Winn looking toward offensive turnaround in '24

October 1st, 2023

ST. LOUIS -- Beneath the flashy smile, youthful exuberance and a bubbly energy as he celebrates the successes of his teammates burns an intense fire inside of seething rookie shortstop .

While he is delighted to have been promoted to the big leagues as a 21-year-old rookie, Winn has been anything but happy with how he’s performed offensively. It’s bothered him so much that he’s already started to think how different he’ll look and how much better he’ll perform when the Cards see him next season.

“I usually drop about 10 or 15 pounds a year, so I want to come in pretty heavy next year and hopefully keep it on throughout the year,” said the 5-foot-10 Winn, whose Cardinals thumped the rival Reds, 15-6, on Saturday at Busch Stadium. “I showed up [to Spring Training] at 185 [pounds], so I want to show up at 190 to 195 next year. I think it's healthier for me over a full season. I mean, if I can sit around 180 to 185 rather than 170 to 175, I think it'd be really good for me.”

Winn, the No. 1-ranked prospect in the Cardinals’ farm system at the time of his promotion to the big leagues per MLB Pipeline, has been everything the club hoped for and more defensively at shortstop. However, Winn has struggled mightily at the plate, leading him to believe that more weight and strength will help him be more competitive against big league pitching. Winn started slowly at the plate on Saturday, but he had an impressive opposite-field two-run single late in the night off All-Star Reds closer Alexis Díaz.
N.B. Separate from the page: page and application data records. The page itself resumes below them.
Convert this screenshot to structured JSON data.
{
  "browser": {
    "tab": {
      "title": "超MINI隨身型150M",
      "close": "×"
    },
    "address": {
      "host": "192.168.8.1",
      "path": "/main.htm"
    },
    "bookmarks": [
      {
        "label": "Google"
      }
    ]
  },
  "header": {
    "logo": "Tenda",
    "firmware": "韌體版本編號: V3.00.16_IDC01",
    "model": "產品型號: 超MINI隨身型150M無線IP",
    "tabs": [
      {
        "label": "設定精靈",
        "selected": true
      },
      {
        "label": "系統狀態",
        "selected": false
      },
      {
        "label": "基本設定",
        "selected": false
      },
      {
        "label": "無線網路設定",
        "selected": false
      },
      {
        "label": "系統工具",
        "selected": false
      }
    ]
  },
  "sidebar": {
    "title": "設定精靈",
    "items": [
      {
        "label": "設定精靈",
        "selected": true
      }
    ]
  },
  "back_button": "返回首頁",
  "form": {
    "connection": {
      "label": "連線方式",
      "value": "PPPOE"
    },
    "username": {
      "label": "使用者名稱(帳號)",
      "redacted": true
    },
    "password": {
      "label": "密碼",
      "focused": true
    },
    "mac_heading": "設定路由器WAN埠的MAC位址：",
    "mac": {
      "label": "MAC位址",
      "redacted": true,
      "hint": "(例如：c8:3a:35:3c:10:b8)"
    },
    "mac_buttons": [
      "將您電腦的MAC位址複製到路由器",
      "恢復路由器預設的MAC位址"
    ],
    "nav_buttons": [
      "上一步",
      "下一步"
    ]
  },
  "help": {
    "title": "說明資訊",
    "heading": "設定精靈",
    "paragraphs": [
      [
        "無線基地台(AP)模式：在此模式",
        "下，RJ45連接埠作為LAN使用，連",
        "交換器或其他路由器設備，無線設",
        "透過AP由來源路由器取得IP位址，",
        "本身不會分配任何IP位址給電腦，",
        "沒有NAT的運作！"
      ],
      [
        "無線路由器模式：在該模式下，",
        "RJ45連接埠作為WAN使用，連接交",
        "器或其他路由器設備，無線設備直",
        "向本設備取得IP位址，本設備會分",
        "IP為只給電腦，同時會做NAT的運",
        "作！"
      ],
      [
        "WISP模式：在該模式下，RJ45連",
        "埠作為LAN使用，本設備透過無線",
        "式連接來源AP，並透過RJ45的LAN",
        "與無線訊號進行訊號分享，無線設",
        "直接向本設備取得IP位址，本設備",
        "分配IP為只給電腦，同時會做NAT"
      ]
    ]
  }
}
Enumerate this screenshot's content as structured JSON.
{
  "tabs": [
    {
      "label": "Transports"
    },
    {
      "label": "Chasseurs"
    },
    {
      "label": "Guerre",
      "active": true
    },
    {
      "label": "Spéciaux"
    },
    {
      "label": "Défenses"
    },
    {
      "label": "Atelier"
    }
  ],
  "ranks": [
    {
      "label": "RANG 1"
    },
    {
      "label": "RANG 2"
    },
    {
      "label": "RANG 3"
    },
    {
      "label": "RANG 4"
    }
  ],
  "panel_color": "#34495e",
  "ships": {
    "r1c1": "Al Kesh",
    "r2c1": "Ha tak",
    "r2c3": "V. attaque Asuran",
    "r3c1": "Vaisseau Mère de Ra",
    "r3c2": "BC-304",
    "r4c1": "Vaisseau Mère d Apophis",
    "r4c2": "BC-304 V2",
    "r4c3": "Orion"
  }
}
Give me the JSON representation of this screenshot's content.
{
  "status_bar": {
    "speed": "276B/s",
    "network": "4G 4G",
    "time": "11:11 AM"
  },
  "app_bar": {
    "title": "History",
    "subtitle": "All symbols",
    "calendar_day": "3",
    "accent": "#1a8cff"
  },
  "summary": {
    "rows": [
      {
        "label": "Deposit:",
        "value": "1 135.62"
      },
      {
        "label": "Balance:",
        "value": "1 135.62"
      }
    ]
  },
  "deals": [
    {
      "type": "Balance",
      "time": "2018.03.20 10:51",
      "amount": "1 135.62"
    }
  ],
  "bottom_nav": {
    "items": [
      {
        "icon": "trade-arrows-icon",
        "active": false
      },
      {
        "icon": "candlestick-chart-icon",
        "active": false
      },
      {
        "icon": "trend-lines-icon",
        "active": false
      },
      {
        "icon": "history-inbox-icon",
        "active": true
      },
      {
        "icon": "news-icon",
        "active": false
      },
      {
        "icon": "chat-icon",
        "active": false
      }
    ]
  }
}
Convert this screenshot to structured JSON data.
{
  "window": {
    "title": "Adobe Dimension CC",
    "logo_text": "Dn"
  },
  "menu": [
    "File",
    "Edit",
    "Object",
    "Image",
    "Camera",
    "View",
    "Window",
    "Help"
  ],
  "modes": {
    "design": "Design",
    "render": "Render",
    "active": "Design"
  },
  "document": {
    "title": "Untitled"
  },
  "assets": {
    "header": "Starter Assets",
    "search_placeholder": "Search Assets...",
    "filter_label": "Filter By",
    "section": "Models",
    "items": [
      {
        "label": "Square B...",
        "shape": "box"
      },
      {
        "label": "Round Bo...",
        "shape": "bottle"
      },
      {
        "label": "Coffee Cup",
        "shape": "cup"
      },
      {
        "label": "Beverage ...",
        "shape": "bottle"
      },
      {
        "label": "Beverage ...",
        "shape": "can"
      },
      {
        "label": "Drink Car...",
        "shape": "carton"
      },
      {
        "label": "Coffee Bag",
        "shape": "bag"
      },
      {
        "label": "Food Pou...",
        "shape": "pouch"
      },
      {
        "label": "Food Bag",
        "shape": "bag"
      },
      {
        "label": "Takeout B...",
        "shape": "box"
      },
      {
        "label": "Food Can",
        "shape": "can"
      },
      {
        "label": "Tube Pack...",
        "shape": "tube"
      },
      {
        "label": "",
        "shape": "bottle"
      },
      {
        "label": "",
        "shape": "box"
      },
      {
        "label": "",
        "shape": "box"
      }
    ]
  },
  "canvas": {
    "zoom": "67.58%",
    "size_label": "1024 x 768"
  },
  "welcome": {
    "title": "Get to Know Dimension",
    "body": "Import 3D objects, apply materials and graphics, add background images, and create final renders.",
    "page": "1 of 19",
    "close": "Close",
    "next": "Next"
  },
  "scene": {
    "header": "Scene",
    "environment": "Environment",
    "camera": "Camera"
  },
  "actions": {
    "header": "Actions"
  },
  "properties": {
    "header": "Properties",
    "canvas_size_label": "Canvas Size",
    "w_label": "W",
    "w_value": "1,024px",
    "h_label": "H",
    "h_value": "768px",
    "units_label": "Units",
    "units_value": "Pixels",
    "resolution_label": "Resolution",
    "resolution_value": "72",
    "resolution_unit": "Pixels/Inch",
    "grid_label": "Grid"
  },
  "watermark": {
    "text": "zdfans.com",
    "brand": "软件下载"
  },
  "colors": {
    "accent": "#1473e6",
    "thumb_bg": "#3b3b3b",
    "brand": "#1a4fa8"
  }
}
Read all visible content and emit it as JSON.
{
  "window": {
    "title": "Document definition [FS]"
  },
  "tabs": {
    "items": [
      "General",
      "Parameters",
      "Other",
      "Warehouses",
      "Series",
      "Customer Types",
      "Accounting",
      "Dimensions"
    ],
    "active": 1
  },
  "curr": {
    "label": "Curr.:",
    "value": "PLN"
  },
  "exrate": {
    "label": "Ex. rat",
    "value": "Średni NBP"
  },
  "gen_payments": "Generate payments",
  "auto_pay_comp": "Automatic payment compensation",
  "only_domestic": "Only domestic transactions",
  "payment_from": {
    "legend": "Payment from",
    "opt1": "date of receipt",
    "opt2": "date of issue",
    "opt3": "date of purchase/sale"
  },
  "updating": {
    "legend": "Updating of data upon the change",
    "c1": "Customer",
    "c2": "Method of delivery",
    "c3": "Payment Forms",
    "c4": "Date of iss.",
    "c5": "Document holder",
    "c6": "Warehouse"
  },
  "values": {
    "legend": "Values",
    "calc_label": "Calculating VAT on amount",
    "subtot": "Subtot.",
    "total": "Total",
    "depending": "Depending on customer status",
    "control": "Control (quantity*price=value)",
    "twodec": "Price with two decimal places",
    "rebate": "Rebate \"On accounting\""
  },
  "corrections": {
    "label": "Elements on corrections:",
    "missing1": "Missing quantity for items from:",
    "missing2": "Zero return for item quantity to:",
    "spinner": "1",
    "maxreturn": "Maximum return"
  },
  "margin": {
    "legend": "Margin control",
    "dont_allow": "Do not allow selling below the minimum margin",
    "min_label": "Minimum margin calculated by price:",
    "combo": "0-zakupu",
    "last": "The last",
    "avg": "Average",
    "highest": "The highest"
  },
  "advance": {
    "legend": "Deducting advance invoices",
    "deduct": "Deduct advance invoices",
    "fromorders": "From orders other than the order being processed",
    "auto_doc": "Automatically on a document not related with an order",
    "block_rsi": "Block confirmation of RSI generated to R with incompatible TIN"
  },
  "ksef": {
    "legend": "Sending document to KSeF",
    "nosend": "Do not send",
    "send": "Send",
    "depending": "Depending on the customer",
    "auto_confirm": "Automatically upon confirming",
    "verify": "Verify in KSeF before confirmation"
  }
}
“You definitely want to end on a good note and feeling good about where your swing is at, and Masyn has done a really nice job of that,” Cardinals manager Oliver Marmol said. “Those [opposite-field] hits are what we’ve been talking about, where he’s not trying to do too much. And whatever the game is giving him, he’s taking it. That last at-bat was perfect, where he drives in a couple and stayed on that ball to right field.”

After the game, Winn admitted, “I needed those [RBIs],” given the long stretches where he’s had trouble finding holes for hits. He will head into Sunday’s season finale hitting .176 with two homers, two doubles and 12 RBIs. Those numbers, of course, run directly counter to the hitting that helped Winn make it to the big leagues.

With many of the Cardinals’ middle infielders competing in the World Baseball Classic, Winn opened eyes in Spring Training by hitting .333 with a .949 OPS, two homers, two doubles and two triples in 18 games. He opened the season in Triple-A, and despite a slow start, he hit .288 with 18 homers and 61 RBIs in 105 games. That hitting, combined with his exceptional fielding and his 80-grade arm, earned him an Aug. 18 promotion to St. Louis.

Then, came the offensive struggles that left Winn seething and already plotting how things will be different next season. To mask his frustrations, Winn has often poured himself into his defense.

“I don't really have much of a choice; I’ve got to go play defense, and I don't have time to pout out there,” Winn said. “I do kind of like playing angry, though. I've never been the type to play defense sad. I've always been the type to play mad. When I'm mad and somebody takes a hit away from me, I'm trying to take a hit away from somebody else. I mean, I really don't have time to pout and be sad for myself, so I have to find ways to channel that energy.”

Marmol loves how Winn has channeled his energy toward his defense, making what he called “two to three plays a night to change a game.” Marmol added that there’s “zero concern” about Winn’s ability to hit big league pitching, feeling the young shortstop will be infinitely more advanced next season for having gone through what he has in 2023.

“He tried to do too much early on, but he’s up to 10 walks now, he’s not chasing as much and he’s controlling the strike zone better, staying through the middle of the field and getting his base hits to right,” Marmol said. “We’re starting to see a little more of what we saw in spring. That was just a matter of him slowing the game down and not pressing.

“I’m not concerned with Masyn putting together a good year offensively. He controls his emotions as good as anybody being young, not having success and staying even keeled and not taking it into his defense. I think he’s handled that part amazing.”